**WORK REQUEST**
An exact copy of the records below is needed, with every picture left out.

**MATERIALS PROVIDED**
--

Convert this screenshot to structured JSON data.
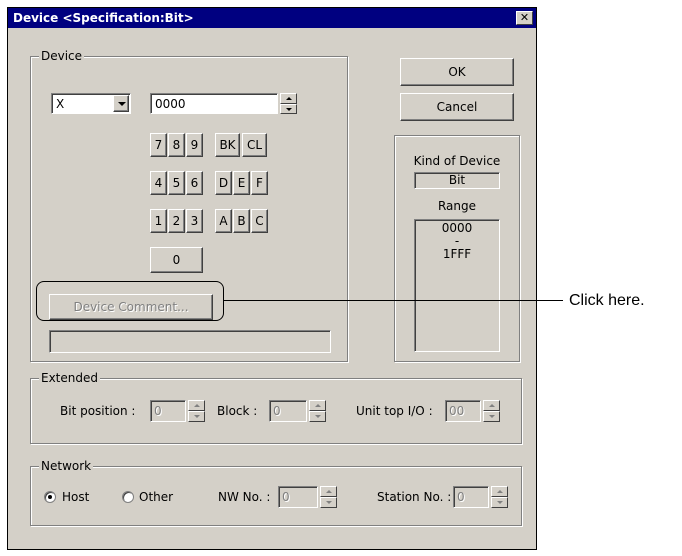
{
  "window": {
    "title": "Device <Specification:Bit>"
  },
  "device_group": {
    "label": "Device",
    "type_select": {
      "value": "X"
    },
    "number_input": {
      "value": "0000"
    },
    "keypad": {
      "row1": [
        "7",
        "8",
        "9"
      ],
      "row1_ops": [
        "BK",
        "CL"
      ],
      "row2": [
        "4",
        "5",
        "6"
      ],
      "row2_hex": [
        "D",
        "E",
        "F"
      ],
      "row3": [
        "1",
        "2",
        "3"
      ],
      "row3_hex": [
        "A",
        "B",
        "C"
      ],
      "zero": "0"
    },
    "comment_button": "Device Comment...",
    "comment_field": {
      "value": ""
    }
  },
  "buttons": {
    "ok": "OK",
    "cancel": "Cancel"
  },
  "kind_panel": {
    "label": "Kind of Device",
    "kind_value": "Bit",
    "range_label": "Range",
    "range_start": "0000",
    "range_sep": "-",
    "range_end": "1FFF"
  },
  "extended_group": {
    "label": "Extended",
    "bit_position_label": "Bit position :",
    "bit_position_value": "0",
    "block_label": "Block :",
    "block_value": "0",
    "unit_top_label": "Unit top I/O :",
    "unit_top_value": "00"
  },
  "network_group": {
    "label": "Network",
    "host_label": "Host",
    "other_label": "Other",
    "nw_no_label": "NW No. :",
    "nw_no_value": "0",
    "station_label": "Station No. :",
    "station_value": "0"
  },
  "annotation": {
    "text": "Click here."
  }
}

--

**RESPONSE TO THE EXERCISE**
Convert this screenshot to structured JSON data.
{
  "window": {
    "title": "Device <Specification:Bit>"
  },
  "device_group": {
    "label": "Device",
    "type_select": {
      "value": "X"
    },
    "number_input": {
      "value": "0000"
    },
    "keypad": {
      "row1": [
        "7",
        "8",
        "9"
      ],
      "row1_ops": [
        "BK",
        "CL"
      ],
      "row2": [
        "4",
        "5",
        "6"
      ],
      "row2_hex": [
        "D",
        "E",
        "F"
      ],
      "row3": [
        "1",
        "2",
        "3"
      ],
      "row3_hex": [
        "A",
        "B",
        "C"
      ],
      "zero": "0"
    },
    "comment_button": "Device Comment...",
    "comment_field": {
      "value": ""
    }
  },
  "buttons": {
    "ok": "OK",
    "cancel": "Cancel"
  },
  "kind_panel": {
    "label": "Kind of Device",
    "kind_value": "Bit",
    "range_label": "Range",
    "range_start": "0000",
    "range_sep": "-",
    "range_end": "1FFF"
  },
  "extended_group": {
    "label": "Extended",
    "bit_position_label": "Bit position :",
    "bit_position_value": "0",
    "block_label": "Block :",
    "block_value": "0",
    "unit_top_label": "Unit top I/O :",
    "unit_top_value": "00"
  },
  "network_group": {
    "label": "Network",
    "host_label": "Host",
    "other_label": "Other",
    "nw_no_label": "NW No. :",
    "nw_no_value": "0",
    "station_label": "Station No. :",
    "station_value": "0"
  },
  "annotation": {
    "text": "Click here."
  }
}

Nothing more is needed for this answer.